Coral recalls        “When the rear doors were opened, the inside looked like Aladdin’s Cave. The charismatic salesman in his spivvy attire could arrange a full half tea set along his arm. Thumping his cane on a plywood tea chest, he loudly described each bargain. He practically gave treasures away, ranging from gaudy gilt mirrors to twenty-piece dinner sets. When Dad was well enough to work, or when he earned extra from handling difficult cargo, Mam could go to the market and buy a new tea set to replace our odd assortment of cracked cups and saucers”.

Market Day – Mam, Aunty Edie, Aunty Freda and the grandkids

Each market day the Turner clan usually met at Gran’s. The place always seemed crowded with adults and kids. Grandad Jim made a makeshift highchair for one of the smaller children by turning a stool upside down on a kitchen chair. The stool rails substituted as a safety rail around the occupant. There seemed to be endless cups of tea and oven-warm teacakes. Dunger’s the baker was across the street from Gran’s house. Their teacakes were a special treat.

Next: The ticket man

Previous: 2014 – Market day
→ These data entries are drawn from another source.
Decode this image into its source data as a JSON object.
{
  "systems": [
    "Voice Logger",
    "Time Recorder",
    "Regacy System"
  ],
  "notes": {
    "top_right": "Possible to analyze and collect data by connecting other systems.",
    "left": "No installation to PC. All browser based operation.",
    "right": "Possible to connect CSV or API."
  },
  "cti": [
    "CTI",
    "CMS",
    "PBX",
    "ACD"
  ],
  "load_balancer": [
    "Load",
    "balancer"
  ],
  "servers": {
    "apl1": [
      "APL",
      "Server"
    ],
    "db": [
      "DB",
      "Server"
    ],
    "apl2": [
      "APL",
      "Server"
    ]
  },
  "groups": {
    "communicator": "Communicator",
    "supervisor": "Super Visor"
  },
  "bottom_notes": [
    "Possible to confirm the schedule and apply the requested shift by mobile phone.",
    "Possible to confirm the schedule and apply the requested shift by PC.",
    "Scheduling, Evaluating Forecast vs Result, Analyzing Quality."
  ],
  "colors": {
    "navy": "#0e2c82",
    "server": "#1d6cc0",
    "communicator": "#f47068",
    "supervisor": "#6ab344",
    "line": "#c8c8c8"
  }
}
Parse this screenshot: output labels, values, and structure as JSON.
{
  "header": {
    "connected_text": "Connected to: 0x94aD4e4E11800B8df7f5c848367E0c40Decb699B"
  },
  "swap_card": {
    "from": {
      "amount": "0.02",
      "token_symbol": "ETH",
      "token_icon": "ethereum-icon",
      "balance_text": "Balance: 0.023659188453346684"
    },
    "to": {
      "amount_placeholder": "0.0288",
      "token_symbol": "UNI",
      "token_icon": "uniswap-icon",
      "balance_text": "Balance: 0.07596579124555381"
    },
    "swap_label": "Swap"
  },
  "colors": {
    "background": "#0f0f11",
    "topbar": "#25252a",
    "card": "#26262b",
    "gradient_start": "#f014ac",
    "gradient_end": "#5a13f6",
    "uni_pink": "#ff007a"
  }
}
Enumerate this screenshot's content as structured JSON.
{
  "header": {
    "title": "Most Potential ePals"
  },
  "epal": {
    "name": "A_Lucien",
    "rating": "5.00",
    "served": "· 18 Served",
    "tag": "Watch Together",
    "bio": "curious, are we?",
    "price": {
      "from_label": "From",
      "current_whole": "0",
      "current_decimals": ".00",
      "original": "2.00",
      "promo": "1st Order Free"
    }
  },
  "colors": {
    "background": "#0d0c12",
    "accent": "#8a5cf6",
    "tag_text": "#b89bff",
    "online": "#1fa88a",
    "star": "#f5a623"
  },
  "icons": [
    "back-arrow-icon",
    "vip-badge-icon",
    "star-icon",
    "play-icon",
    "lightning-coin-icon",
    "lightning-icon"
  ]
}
  1. Double decker bus that ran from Stockton to the terminus at the North Ormesby Market Place.
  2. Small sea snail that can be eaten
  3. Old man with limited authority – Night watchman or any old man unknown to you